By 1960, around 800 Mohawks lived there. A Mohawk steelworker conclave had sprung up near Fourth Avenue and Atlantic Avenue, with grocery stores stocking their favored o-nen-sto cornmeal and churches offering services in their native language.

But just 10 years later, few Mo­hawks remained. The new Adiron­dack Northway had halved the time it took to drive between New York and Kahnawake, and along with a growing pride in Indian culture—and rising crime in New York City—the shorter commute convinced most of the Mohawk ironworkers that it was time to go home.

 Today most of the high-steel Mohawks still live in the city during the week, often sharing lodgings, and drive home to their families in Kahnawake and Akwesasne every weekend. But work has been slow since the collapse of the World Trade Center towers, and recent improvements in reinforced concrete have made it more attractive in some ways than steel: It goes up faster, requires less height for the same number of floors, is easier to modify during construction, and—most important in the wake of 9/11—it’s more resistant to heat.

On the other hand, steel is still considerably stronger than concrete, and steel-framed buildings are easier to modify to suit the needs of successive tenants. Because of that, many experts say that steel structures will never completely disappear.

That suits the Mohawks, who after six generations have made high steel a tribal tradition. “It makes you a better man,” says Swamp.

A Mohawk Skywalking Tradition

Why would people with deep traditions centered in the earth embrace the trade of building skyscrapers in a city, high above it? Indeed, for decades anthropologists, construction company executives, and even the Mohawks themselves have debated why these men originally became skywalkers and why they remain high-steel workers today.

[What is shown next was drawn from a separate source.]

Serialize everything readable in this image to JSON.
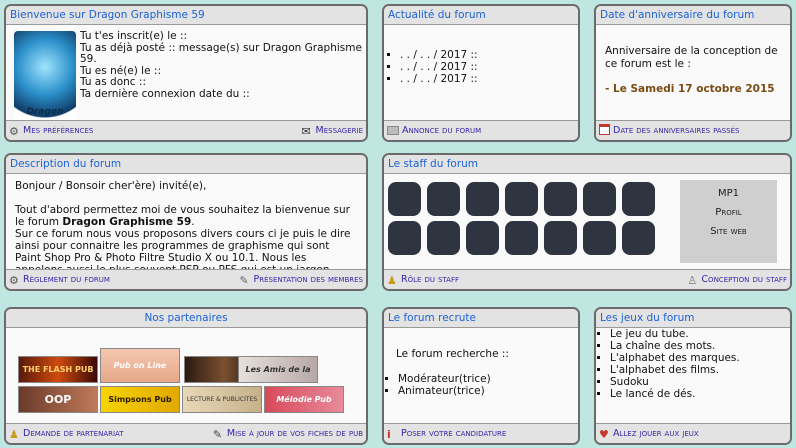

Probably the most controversial assertion originated with an official at the Dominion Bridge Co., which trained the first Mohawk ironworkers in 1886. He reportedly claimed that they had no fear of heights and even compared them to sure-footed mountain goats.

Others have suggested that the Indians’ tradition of walking one foot in front of the other on narrow logs over rivers suited them for walking the thin girders of a bridge or a skyscraper. This suggests that they have a natural balance and agility that is probably fictional: Mohawks don’t die in lower numbers than other ironworkers.

Anthropologist Morris Frielich suggests a cultural lure for  ironworking: He compares high-steel Mohawks to warriors who risked death and returned  with booty. Some anthropologists have also suggested that the risky work gave these men a chance to test and display their courage.

While many Mohawk ironworkers admit to taking pride in doing a dangerous and important job, they dispute the idea that they’re not afraid of heights. Kahnawake ironworker Don Angus says Mohawks simply “have more respect for heights. You’ve got to watch it up there.”

On the other hand, some historians and some Mohawks cite their ancient tradition of building longhouses as proof that building has always been in the blood. “It’s a hand-me-down trade, and it’s tradition,” says Angus. “My grandfather and his grandfather worked on iron.” Akwesasne ironworker Mike Swamp agrees: “My father was an ironworker. My son is an ironworker. It’s a family tradition.”

– from the History Channel Club website